Crisis as Our Songbirds Disappear From Farmland
BIRDSONG may soon be lost for ever from the sound of the countryside, a shock report revealed last night.
Populations of farmland birds have plummeted to their lowest levels for over 40 years and breeding pairs are 52 per cent fewer than in 1966.
The crisis, which particularly affects species such as skylarks, grey partridges and lapwings, is likely to get worse, the Royal Society for the Protection of Birds warned.
The decline, charted by the Department for the Environment, has occurred despite grants for farmers to work the land in a more environmentally friendly manner.
The figures do not include the removal earlier this year of fields set aside and left to run wild, which had provided safe havens for many birds.
Between 1970 and 2006 the number of corn buntings declined by 89 per cent and turtle doves by 86 per cent.
RSPB agricultural policy officer Gareth Morgan said:
"The further drop in the numbers of some farmland birds is deeply troubling.
"This is a credit crunch for birds. We know that the general intensification of farming, driven by the Common Agricultural Policy, has accounted for the majority of the decline in farmland birds, but with good conservation support now available for farmers this year's results are still dismaying." His colleague, Grahame Madge, said the decline was already changing the sound of rural spring when birds such as skylarks and turtle doves sing to attract mates. "The orchestra is definitely getting quieter.
In some areas the variety of birds is nowhere near as good as it was in 1970." The National Farmers' Union vice-president, Paul Temple, said last night that it was "much too simplistic" to lay the blame for decreasing bird numbers at the door of farmland management.
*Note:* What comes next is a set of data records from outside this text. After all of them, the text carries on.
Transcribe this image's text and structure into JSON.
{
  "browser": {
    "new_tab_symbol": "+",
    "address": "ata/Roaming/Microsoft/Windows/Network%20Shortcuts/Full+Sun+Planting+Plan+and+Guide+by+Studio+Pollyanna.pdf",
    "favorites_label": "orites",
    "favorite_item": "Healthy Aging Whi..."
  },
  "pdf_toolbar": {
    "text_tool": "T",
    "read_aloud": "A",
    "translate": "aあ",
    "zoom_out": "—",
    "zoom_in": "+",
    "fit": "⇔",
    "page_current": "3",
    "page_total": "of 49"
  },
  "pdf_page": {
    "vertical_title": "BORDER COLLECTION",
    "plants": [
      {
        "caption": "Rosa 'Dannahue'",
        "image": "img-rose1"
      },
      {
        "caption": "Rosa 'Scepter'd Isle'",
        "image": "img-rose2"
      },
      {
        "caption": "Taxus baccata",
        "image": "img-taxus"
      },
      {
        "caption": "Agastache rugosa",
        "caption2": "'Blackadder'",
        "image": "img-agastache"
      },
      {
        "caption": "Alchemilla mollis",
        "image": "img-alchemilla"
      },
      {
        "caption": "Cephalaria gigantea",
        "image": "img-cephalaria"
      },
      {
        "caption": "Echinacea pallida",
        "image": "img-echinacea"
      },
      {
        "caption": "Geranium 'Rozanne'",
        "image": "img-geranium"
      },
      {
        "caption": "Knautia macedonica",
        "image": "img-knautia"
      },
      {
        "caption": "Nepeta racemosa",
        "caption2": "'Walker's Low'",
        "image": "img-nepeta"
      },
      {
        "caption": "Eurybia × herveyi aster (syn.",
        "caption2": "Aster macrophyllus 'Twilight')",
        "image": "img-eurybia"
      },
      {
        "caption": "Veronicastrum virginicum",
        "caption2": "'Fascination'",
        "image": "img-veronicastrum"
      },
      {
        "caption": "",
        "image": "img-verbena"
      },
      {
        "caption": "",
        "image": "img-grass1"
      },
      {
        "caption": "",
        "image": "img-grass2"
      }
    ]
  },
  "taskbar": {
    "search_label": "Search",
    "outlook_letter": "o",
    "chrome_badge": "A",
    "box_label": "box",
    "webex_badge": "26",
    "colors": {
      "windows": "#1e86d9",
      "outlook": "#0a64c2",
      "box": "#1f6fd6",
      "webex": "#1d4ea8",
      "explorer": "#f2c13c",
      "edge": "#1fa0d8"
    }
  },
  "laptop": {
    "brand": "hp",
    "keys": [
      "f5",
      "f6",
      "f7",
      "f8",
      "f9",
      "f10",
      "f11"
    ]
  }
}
He added: "Other elements, such as climate change, encroaching urbanisation and increased traffic, will all be contributory factors, "
By John Ingham Environment Editor
Thanks to the Daily Express